Following al-Maliki's nomination, President Bush urged him and other Iraqi leaders on Sunday to act quickly and pick a Cabinet. The president said at an appearance with Marines and their families at Twentynine Palms, Calif., that he called al-Maliki, President Jalal Talabani and parliament Speaker Mahmoud al-Mashhadani and told them they have a duty to improve Iraqis' lives, defeat the insurgency and unify the government, reported the Associated Press.
Al-Maliki has 30 days to choose a cabinet and form a unity government.
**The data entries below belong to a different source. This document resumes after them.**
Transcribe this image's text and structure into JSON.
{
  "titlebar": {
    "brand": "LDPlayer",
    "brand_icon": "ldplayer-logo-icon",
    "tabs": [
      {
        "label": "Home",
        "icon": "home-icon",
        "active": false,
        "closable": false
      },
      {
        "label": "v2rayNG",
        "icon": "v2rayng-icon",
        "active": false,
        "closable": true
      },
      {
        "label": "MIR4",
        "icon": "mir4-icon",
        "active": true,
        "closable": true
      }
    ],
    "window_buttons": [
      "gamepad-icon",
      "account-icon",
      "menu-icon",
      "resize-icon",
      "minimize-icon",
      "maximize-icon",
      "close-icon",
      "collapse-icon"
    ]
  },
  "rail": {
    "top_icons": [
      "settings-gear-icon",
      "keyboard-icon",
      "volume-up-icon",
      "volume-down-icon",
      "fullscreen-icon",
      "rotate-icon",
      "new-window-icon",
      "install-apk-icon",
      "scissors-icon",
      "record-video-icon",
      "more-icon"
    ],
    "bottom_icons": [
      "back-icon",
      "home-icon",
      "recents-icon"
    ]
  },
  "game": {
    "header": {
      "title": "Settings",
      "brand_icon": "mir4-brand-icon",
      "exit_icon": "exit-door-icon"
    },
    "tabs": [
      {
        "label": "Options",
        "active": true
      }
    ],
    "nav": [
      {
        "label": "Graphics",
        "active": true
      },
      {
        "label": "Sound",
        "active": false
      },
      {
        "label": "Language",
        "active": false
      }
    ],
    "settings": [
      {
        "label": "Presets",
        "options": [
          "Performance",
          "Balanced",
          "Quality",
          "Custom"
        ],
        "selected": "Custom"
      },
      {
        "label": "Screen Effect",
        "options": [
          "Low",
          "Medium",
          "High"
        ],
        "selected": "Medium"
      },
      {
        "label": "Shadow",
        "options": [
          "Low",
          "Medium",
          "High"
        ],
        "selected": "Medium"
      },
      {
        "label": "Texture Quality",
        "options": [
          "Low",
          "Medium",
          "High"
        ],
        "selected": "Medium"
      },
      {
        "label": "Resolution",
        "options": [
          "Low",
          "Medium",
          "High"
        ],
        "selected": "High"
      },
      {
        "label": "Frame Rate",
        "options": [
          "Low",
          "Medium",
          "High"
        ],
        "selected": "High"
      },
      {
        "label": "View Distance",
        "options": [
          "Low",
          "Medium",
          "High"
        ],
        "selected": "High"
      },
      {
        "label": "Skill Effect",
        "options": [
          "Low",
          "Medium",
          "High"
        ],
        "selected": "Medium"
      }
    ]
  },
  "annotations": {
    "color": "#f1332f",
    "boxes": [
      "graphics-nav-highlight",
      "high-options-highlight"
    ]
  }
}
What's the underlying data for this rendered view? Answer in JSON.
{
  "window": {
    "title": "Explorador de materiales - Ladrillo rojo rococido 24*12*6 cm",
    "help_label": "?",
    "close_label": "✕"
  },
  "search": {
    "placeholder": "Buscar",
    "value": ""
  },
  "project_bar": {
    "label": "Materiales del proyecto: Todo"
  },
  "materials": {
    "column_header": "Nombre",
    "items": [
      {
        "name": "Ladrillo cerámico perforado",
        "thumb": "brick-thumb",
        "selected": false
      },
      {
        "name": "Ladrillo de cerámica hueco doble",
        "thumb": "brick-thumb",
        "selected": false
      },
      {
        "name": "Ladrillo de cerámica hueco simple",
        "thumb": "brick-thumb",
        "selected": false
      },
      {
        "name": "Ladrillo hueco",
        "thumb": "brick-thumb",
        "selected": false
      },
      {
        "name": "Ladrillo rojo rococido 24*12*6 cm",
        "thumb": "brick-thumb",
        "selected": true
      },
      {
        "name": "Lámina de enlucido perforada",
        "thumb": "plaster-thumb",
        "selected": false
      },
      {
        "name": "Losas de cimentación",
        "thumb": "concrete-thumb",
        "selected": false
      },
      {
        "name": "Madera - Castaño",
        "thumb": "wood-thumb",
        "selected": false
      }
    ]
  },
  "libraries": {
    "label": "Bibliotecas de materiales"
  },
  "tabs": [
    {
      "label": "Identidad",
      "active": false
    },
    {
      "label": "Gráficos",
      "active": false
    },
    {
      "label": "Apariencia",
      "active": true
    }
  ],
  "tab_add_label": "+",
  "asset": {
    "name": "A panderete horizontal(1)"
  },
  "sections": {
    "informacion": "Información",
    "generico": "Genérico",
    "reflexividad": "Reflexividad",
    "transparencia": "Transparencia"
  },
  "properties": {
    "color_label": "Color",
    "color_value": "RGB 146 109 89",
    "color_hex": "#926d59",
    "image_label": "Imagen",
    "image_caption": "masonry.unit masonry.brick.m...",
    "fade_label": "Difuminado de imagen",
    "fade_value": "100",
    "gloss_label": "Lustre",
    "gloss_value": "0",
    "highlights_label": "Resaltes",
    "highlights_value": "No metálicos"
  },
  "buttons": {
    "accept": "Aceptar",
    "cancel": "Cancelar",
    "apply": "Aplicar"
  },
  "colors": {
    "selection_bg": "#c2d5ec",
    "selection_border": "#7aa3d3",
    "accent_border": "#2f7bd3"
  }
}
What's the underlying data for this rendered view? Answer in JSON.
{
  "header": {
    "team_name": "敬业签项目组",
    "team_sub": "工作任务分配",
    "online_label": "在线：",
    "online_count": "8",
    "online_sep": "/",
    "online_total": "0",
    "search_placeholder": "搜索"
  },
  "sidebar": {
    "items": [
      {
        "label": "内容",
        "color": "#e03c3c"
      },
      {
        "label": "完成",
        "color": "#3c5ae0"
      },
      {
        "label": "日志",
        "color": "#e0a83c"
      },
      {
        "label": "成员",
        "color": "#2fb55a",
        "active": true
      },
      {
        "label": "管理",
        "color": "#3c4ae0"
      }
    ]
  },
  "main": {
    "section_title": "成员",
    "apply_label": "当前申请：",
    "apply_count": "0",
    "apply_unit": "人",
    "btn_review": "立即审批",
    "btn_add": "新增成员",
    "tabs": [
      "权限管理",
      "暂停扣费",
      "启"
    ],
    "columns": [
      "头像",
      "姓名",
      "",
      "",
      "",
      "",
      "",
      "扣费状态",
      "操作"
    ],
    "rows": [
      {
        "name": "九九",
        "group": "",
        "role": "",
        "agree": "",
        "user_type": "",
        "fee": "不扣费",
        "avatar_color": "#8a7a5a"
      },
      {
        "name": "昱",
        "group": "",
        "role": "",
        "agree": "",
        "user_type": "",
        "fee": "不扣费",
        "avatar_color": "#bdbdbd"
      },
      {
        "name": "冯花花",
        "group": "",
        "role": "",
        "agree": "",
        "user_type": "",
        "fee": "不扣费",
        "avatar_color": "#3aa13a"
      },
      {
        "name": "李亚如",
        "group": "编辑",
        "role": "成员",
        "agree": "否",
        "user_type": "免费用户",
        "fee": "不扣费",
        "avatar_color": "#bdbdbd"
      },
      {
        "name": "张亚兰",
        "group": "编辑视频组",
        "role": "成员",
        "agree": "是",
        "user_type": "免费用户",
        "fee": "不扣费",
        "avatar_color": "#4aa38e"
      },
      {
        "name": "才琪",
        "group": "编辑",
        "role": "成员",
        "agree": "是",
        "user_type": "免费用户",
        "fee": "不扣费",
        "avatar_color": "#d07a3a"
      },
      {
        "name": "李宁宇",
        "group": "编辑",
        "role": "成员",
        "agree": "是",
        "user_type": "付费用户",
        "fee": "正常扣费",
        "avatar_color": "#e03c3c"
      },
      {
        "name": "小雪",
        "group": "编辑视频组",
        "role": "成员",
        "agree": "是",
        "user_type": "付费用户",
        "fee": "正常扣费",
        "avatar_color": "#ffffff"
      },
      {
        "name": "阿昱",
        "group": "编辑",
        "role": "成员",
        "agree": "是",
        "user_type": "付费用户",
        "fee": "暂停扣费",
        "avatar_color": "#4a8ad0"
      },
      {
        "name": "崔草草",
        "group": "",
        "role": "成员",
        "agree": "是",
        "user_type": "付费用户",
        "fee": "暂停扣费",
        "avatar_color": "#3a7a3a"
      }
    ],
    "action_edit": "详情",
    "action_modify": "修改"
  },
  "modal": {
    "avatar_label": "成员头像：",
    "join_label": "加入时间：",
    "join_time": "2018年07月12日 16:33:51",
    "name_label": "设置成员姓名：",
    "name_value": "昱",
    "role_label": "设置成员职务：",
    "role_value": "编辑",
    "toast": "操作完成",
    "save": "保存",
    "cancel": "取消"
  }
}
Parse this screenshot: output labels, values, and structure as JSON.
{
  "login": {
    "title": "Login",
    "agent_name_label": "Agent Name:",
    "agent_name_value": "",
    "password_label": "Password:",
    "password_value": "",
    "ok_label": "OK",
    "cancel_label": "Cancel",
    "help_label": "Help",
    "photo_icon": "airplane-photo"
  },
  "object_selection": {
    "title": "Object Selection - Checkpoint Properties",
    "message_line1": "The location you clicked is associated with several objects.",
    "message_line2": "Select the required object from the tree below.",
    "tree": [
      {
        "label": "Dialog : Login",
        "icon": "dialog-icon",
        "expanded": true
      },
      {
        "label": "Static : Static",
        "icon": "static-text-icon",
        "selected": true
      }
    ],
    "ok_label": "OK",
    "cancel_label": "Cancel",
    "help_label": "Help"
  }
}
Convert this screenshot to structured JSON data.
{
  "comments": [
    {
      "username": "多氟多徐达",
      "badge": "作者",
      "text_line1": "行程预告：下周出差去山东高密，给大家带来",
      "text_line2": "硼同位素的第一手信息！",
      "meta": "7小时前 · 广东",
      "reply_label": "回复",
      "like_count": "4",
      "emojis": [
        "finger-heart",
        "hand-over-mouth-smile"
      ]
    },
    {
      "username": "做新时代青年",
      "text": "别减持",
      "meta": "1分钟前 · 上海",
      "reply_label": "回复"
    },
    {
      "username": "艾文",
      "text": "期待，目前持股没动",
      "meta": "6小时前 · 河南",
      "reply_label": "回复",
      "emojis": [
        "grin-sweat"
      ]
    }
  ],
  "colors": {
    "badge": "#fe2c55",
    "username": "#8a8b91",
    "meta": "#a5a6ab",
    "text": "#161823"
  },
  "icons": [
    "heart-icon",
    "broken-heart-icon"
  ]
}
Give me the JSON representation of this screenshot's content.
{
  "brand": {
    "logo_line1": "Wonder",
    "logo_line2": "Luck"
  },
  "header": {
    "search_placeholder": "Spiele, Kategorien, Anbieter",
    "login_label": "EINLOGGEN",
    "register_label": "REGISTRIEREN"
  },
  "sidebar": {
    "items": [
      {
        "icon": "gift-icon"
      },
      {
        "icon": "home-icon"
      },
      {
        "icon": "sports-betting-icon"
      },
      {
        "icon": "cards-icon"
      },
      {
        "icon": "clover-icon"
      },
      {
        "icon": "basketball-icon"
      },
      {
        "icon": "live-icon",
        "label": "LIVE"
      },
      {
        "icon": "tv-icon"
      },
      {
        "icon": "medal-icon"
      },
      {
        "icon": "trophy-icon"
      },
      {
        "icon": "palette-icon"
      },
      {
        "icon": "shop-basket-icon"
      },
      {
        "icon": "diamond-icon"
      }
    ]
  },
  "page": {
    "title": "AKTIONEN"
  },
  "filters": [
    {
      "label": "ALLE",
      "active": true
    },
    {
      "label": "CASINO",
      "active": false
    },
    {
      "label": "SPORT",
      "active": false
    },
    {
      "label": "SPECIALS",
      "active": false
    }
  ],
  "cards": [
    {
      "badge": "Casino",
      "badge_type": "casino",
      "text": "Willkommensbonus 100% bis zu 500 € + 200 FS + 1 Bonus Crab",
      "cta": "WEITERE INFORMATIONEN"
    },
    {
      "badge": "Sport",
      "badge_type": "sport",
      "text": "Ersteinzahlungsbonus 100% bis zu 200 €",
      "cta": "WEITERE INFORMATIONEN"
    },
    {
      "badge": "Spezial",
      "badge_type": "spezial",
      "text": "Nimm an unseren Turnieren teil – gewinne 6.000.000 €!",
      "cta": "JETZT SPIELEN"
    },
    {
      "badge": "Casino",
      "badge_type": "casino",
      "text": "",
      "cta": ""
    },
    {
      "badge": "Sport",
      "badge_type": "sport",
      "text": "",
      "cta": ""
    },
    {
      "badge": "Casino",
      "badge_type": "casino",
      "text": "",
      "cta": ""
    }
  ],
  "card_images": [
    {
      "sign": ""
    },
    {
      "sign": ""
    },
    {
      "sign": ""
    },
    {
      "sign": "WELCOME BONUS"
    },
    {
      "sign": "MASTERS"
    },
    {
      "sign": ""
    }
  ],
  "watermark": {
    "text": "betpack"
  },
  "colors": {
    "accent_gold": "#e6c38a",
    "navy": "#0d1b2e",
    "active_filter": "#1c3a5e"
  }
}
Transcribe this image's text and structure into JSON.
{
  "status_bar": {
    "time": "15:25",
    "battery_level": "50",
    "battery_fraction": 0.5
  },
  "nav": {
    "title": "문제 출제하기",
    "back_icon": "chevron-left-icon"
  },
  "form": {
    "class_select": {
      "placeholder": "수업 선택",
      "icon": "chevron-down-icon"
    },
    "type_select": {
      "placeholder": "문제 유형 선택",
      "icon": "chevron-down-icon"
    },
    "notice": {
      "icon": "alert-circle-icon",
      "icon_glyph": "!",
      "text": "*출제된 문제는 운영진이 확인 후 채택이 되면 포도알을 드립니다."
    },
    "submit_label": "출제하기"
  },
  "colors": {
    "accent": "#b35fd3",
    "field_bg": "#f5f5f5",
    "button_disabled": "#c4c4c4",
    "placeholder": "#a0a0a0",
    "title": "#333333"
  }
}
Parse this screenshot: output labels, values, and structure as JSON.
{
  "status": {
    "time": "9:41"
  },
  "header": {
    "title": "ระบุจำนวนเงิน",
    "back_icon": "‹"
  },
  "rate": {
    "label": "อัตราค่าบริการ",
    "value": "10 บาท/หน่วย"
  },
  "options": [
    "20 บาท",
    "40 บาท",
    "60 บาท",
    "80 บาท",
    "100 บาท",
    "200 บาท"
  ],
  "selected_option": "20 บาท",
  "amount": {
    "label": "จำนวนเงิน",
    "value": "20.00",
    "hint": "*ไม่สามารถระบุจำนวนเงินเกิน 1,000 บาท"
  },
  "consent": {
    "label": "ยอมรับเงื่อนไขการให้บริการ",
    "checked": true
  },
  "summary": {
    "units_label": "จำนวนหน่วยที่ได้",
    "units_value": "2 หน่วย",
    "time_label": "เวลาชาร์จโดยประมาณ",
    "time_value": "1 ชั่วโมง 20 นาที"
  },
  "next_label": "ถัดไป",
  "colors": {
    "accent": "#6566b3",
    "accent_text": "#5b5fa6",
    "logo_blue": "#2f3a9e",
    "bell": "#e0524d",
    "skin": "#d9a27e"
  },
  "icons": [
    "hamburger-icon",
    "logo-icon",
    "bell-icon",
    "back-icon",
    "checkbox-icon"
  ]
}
The cabinet and al-Maliki's appointment must be ratified by parliament.
Talabani, a Kurd, also was re-elected to a second term over the weekend.
In an interview with the AP, U.S. Ambassador to Iraq Zalmay Khalilzad said Iraqi leaders are "some distance" from forming a government, but Americans should be patient because the process is more difficult than just selecting Cabinet ministers.
Iraqis face "very substantial and complicated" challenges in putting together a national unity government and agreeing on government programs, rules and institutions, Khalilzad said.
The formation of a government representing the three major factions in Iraq: Shiites, Sunnis and Kurds, is seen as key to lessening violence in the country.
"We want nothing but security and a safe community in which we can live and raise our children safely," said Wael Khamis, a 44-year-old businessman, quoted Reuters.